- Ludwig van Beethoven, Late String Quartets (LaSalle Quartet) (disc 1)
- Black Unity Trio, Al-Fatihah
- Joe Henderson, Inner Urge
- Jim O’Rourke, Muni / Michel Piccoli
- Jim O’Rourke, All Kinds of People Love Burt Bacharach
- Eiko Ishibashi, The Dream My Bones Dream
- Trust Obey, Hands of Ash
- Los Alamos Grind! (Numero Group)
Al-Fatihah was originally issued in 1969 in Cleveland by the musicians themselves. It was recently remastered from the original tapes and is available on Bandcamp.
Initially I wanted to hear it because I want to hear every early free-jazz obscurity. (Or die trying, and what a way to go!) But also, one member of the trio was cellist Abdul Wadud, a truly exceptional musician who made an amazing, much-cherished solo LP, long out-of-print and never reissued. Wadud threatens — in his fundamentally gentle and unassuming way — to steal the show on almost record he plays on. He is alive today, but he hasn't played on any records at all since the 1990s; see this 2014 interview.

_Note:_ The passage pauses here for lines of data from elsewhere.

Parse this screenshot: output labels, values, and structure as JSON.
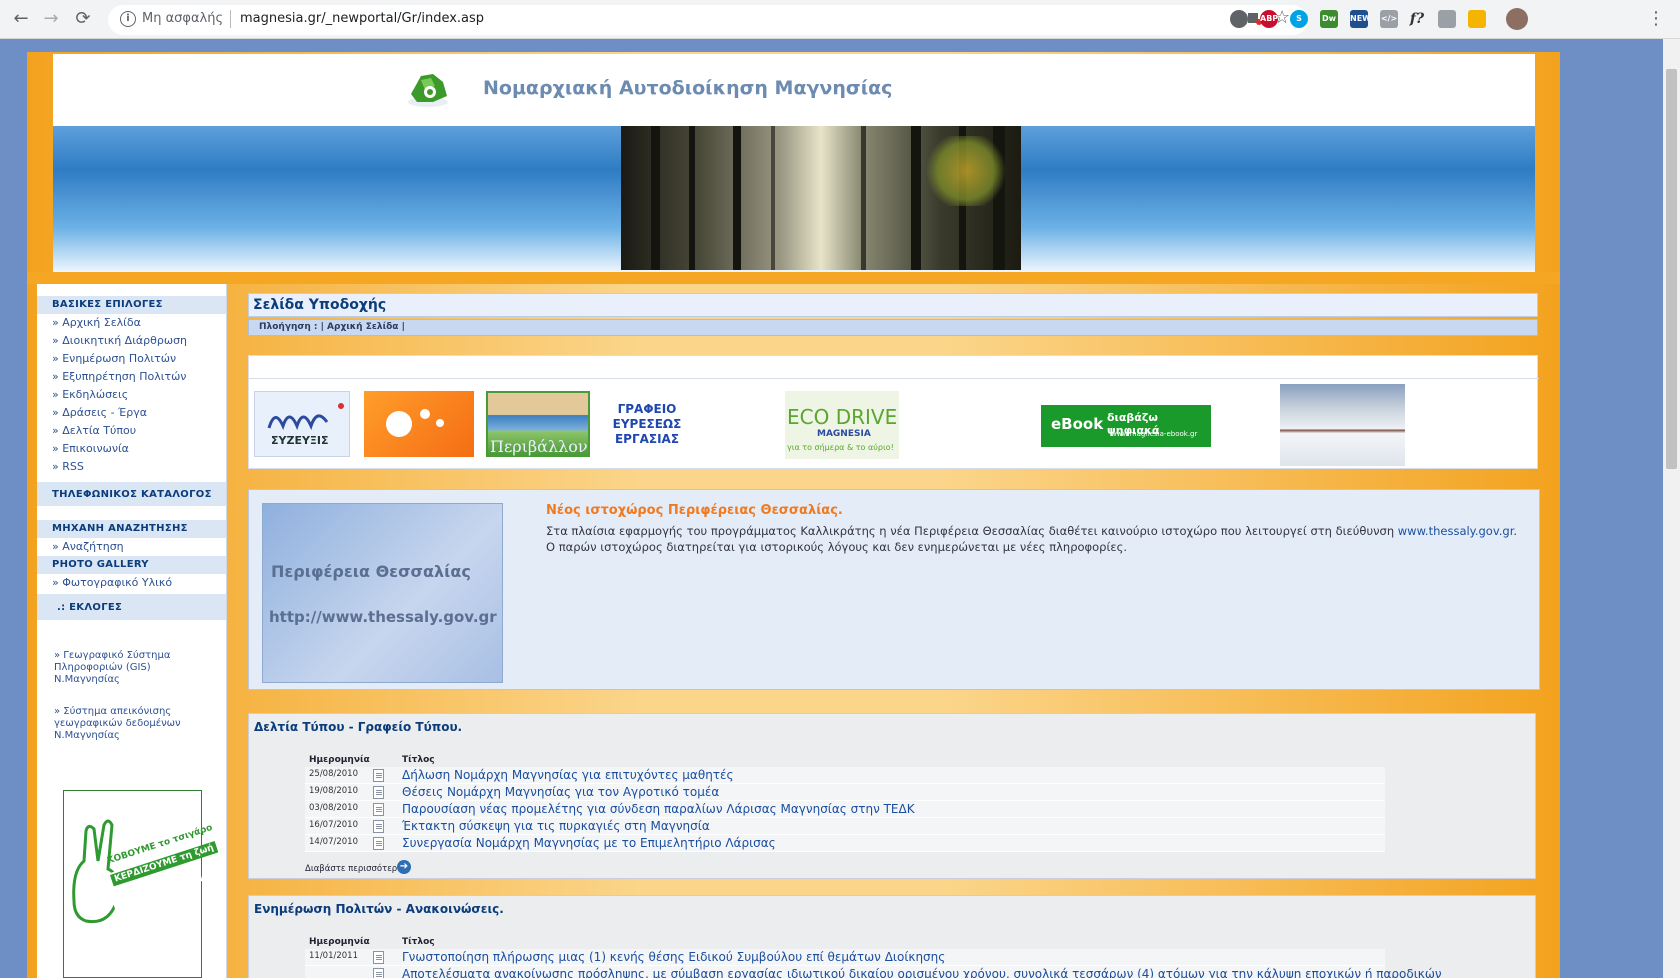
{
  "browser": {
    "back_icon": "←",
    "forward_icon": "→",
    "reload_icon": "⟳",
    "info_icon": "i",
    "security_label": "Μη ασφαλής",
    "url": "magnesia.gr/_newportal/Gr/index.asp",
    "star_icon": "☆",
    "menu_icon": "⋮",
    "extensions": [
      {
        "label": "ABP",
        "color": "#c8102e"
      },
      {
        "label": "S",
        "color": "#00a4e4"
      },
      {
        "label": "Dw",
        "color": "#3a8c2f"
      },
      {
        "label": "NEW",
        "color": "#1f4f8f"
      },
      {
        "label": "</>",
        "color": "#9aa0a6"
      },
      {
        "label": "f?",
        "color": "#f1f3f4"
      }
    ]
  },
  "header": {
    "title": "Νομαρχιακή Αυτοδιοίκηση Μαγνησίας"
  },
  "sidebar": {
    "section_basic": "ΒΑΣΙΚΕΣ ΕΠΙΛΟΓΕΣ",
    "basic_items": [
      "» Αρχική Σελίδα",
      "» Διοικητική Διάρθρωση",
      "» Ενημέρωση Πολιτών",
      "» Εξυπηρέτηση Πολιτών",
      "» Εκδηλώσεις",
      "» Δράσεις - Έργα",
      "» Δελτία Τύπου",
      "» Επικοινωνία",
      "» RSS"
    ],
    "section_phone": "ΤΗΛΕΦΩΝΙΚΟΣ ΚΑΤΑΛΟΓΟΣ",
    "section_search": "ΜΗΧΑΝΗ ΑΝΑΖΗΤΗΣΗΣ",
    "search_item": "» Αναζήτηση",
    "section_photo": "PHOTO GALLERY",
    "photo_item": "» Φωτογραφικό Υλικό",
    "section_elections": ".: ΕΚΛΟΓΕΣ",
    "gis_link": "» Γεωγραφικό Σύστημα Πληροφοριών (GIS) Ν.Μαγνησίας",
    "geo_link": "» Σύστημα απεικόνισης γεωγραφικών δεδομένων Ν.Μαγνησίας",
    "ad_text1": "ΚΟΒΟΥΜΕ το τσιγάρο",
    "ad_text2": "ΚΕΡΔΙΖΟΥΜΕ τη ζωή"
  },
  "main": {
    "page_title": "Σελίδα Υποδοχής",
    "breadcrumb": "Πλοήγηση : | Αρχική Σελίδα |",
    "logos": {
      "syzefxis": "ΣΥΖΕΥΞΙΣ",
      "office": "ΓΡΑΦΕΙΟ ΕΥΡΕΣΕΩΣ ΕΡΓΑΣΙΑΣ",
      "environment": "Περιβάλλον",
      "ecodrive": "ECO DRIVE",
      "ecodrive_sub": "MAGNESIA",
      "ecodrive_slogan": "για το σήμερα & το αύριο!",
      "ebook": "eBook",
      "ebook_text": "διαβάζω ψηφιακά",
      "ebook_url": "www.magnesia-ebook.gr"
    },
    "news": {
      "image_line1": "Περιφέρεια Θεσσαλίας",
      "image_line2": "http://www.thessaly.gov.gr",
      "title": "Νέος ιστοχώρος Περιφέρειας Θεσσαλίας.",
      "text_before": "Στα πλαίσια εφαρμογής του προγράμματος Καλλικράτης η νέα Περιφέρεια Θεσσαλίας διαθέτει καινούριο ιστοχώρο που λειτουργεί στη διεύθυνση ",
      "text_link": "www.thessaly.gov.gr",
      "text_after": ". Ο παρών ιστοχώρος διατηρείται για ιστορικούς λόγους και δεν ενημερώνεται με νέες πληροφορίες."
    },
    "press": {
      "title": "Δελτία Τύπου - Γραφείο Τύπου.",
      "col_date": "Ημερομηνία",
      "col_title": "Τίτλος",
      "rows": [
        {
          "date": "25/08/2010",
          "title": "Δήλωση Νομάρχη Μαγνησίας για επιτυχόντες μαθητές"
        },
        {
          "date": "19/08/2010",
          "title": "Θέσεις Νομάρχη Μαγνησίας για τον Αγροτικό τομέα"
        },
        {
          "date": "03/08/2010",
          "title": "Παρουσίαση νέας προμελέτης για σύνδεση παραλίων Λάρισας Μαγνησίας στην ΤΕΔΚ"
        },
        {
          "date": "16/07/2010",
          "title": "Έκτακτη σύσκεψη για τις πυρκαγιές στη Μαγνησία"
        },
        {
          "date": "14/07/2010",
          "title": "Συνεργασία Νομάρχη Μαγνησίας με το Επιμελητήριο Λάρισας"
        }
      ],
      "more_label": "Διαβάστε περισσότερα"
    },
    "citizens": {
      "title": "Ενημέρωση Πολιτών - Ανακοινώσεις.",
      "col_date": "Ημερομηνία",
      "col_title": "Τίτλος",
      "rows": [
        {
          "date": "11/01/2011",
          "title": "Γνωστοποίηση πλήρωσης μιας (1) κενής θέσης Ειδικού Συμβούλου επί θεμάτων Διοίκησης"
        },
        {
          "date": "",
          "title": "Αποτελέσματα ανακοίνωσης πρόσληψης, με σύμβαση εργασίας ιδιωτικού δικαίου ορισμένου χρόνου, συνολικά τεσσάρων (4) ατόμων για την κάλυψη εποχικών ή παροδικών"
        }
      ]
    }
  }
}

But to get back to Al-Fatihah, it turns out to be a very fine record all around, not just a curiosity or a showcase for Wadud. It’s too bad it wasn’t issued on ESP-Disk, as the musicians initially hoped, or we’d have known about it all these years.
The Wire has published a fascinating interview with the trio’s drummer, Hasan Shahid. It’s full of vivid detail about what it was like trying to play free jazz in Cleveland in the 1960s. It was, as you might expect, an uphill battle, to say the least. (And yes, there are Albert Ayler anecdotes.)
The reissue is recommended for ESP-Disk heads, early-Joe-McPhee fans, and anybody who’s caught the Abdul Wadud bug (from the solo record, or a Julius Hemphill or Arthur Blythe album, or anywhere else).